EXERCISE AIM —
Please reproduce all of the entries exactly, without omitting any.

MATERIAL FOR THIS EXERCISE —
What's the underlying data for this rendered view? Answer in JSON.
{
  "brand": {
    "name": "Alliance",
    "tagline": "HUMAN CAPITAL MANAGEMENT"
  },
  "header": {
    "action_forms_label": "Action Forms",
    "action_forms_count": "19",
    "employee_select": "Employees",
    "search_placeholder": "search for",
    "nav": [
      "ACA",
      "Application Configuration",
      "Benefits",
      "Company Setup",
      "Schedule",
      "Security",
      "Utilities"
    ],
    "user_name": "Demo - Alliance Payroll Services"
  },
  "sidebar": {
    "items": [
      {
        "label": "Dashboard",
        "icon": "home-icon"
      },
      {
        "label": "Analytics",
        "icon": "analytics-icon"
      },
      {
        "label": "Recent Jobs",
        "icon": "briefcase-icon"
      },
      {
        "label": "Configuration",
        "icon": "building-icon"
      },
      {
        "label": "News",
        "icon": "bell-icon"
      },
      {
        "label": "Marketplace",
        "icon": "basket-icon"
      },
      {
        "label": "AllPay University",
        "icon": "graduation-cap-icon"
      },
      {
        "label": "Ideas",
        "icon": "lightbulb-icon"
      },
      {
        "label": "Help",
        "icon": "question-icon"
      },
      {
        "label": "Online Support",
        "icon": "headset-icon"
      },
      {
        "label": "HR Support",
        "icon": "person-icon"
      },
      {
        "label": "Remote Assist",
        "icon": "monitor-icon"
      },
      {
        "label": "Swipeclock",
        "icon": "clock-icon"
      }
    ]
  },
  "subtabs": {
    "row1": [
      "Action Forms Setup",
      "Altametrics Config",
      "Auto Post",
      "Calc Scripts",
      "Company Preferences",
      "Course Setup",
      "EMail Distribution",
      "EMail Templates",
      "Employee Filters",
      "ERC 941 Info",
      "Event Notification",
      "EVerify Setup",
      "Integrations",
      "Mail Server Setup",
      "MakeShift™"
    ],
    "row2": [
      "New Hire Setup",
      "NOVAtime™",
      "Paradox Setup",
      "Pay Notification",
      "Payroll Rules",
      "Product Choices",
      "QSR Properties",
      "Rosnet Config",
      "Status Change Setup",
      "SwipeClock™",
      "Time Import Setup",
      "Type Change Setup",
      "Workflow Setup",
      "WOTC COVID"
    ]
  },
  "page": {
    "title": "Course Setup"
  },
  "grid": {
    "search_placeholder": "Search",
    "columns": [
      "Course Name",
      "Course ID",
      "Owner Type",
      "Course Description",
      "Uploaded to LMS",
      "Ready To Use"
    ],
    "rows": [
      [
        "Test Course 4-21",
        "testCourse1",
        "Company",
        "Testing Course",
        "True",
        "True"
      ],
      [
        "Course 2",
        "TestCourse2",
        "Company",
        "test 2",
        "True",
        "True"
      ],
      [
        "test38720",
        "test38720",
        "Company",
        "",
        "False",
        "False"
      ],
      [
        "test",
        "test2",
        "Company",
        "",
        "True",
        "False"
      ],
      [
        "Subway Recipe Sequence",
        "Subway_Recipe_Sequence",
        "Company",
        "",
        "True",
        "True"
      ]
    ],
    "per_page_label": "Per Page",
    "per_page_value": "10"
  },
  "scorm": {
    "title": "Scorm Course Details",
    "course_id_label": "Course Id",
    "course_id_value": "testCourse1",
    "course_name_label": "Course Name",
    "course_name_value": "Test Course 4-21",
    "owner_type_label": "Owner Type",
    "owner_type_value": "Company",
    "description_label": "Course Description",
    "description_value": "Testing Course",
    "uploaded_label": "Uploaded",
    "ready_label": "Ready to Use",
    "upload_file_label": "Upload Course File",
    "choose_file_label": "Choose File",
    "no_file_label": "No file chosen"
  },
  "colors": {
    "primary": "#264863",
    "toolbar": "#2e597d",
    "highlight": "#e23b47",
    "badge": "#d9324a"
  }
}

RESULT OF THE EXERCISE —
What's the underlying data for this rendered view? Answer in JSON.
{
  "brand": {
    "name": "Alliance",
    "tagline": "HUMAN CAPITAL MANAGEMENT"
  },
  "header": {
    "action_forms_label": "Action Forms",
    "action_forms_count": "19",
    "employee_select": "Employees",
    "search_placeholder": "search for",
    "nav": [
      "ACA",
      "Application Configuration",
      "Benefits",
      "Company Setup",
      "Schedule",
      "Security",
      "Utilities"
    ],
    "user_name": "Demo - Alliance Payroll Services"
  },
  "sidebar": {
    "items": [
      {
        "label": "Dashboard",
        "icon": "home-icon"
      },
      {
        "label": "Analytics",
        "icon": "analytics-icon"
      },
      {
        "label": "Recent Jobs",
        "icon": "briefcase-icon"
      },
      {
        "label": "Configuration",
        "icon": "building-icon"
      },
      {
        "label": "News",
        "icon": "bell-icon"
      },
      {
        "label": "Marketplace",
        "icon": "basket-icon"
      },
      {
        "label": "AllPay University",
        "icon": "graduation-cap-icon"
      },
      {
        "label": "Ideas",
        "icon": "lightbulb-icon"
      },
      {
        "label": "Help",
        "icon": "question-icon"
      },
      {
        "label": "Online Support",
        "icon": "headset-icon"
      },
      {
        "label": "HR Support",
        "icon": "person-icon"
      },
      {
        "label": "Remote Assist",
        "icon": "monitor-icon"
      },
      {
        "label": "Swipeclock",
        "icon": "clock-icon"
      }
    ]
  },
  "subtabs": {
    "row1": [
      "Action Forms Setup",
      "Altametrics Config",
      "Auto Post",
      "Calc Scripts",
      "Company Preferences",
      "Course Setup",
      "EMail Distribution",
      "EMail Templates",
      "Employee Filters",
      "ERC 941 Info",
      "Event Notification",
      "EVerify Setup",
      "Integrations",
      "Mail Server Setup",
      "MakeShift™"
    ],
    "row2": [
      "New Hire Setup",
      "NOVAtime™",
      "Paradox Setup",
      "Pay Notification",
      "Payroll Rules",
      "Product Choices",
      "QSR Properties",
      "Rosnet Config",
      "Status Change Setup",
      "SwipeClock™",
      "Time Import Setup",
      "Type Change Setup",
      "Workflow Setup",
      "WOTC COVID"
    ]
  },
  "page": {
    "title": "Course Setup"
  },
  "grid": {
    "search_placeholder": "Search",
    "columns": [
      "Course Name",
      "Course ID",
      "Owner Type",
      "Course Description",
      "Uploaded to LMS",
      "Ready To Use"
    ],
    "rows": [
      [
        "Test Course 4-21",
        "testCourse1",
        "Company",
        "Testing Course",
        "True",
        "True"
      ],
      [
        "Course 2",
        "TestCourse2",
        "Company",
        "test 2",
        "True",
        "True"
      ],
      [
        "test38720",
        "test38720",
        "Company",
        "",
        "False",
        "False"
      ],
      [
        "test",
        "test2",
        "Company",
        "",
        "True",
        "False"
      ],
      [
        "Subway Recipe Sequence",
        "Subway_Recipe_Sequence",
        "Company",
        "",
        "True",
        "True"
      ]
    ],
    "per_page_label": "Per Page",
    "per_page_value": "10"
  },
  "scorm": {
    "title": "Scorm Course Details",
    "course_id_label": "Course Id",
    "course_id_value": "testCourse1",
    "course_name_label": "Course Name",
    "course_name_value": "Test Course 4-21",
    "owner_type_label": "Owner Type",
    "owner_type_value": "Company",
    "description_label": "Course Description",
    "description_value": "Testing Course",
    "uploaded_label": "Uploaded",
    "ready_label": "Ready to Use",
    "upload_file_label": "Upload Course File",
    "choose_file_label": "Choose File",
    "no_file_label": "No file chosen"
  },
  "colors": {
    "primary": "#264863",
    "toolbar": "#2e597d",
    "highlight": "#e23b47",
    "badge": "#d9324a"
  }
}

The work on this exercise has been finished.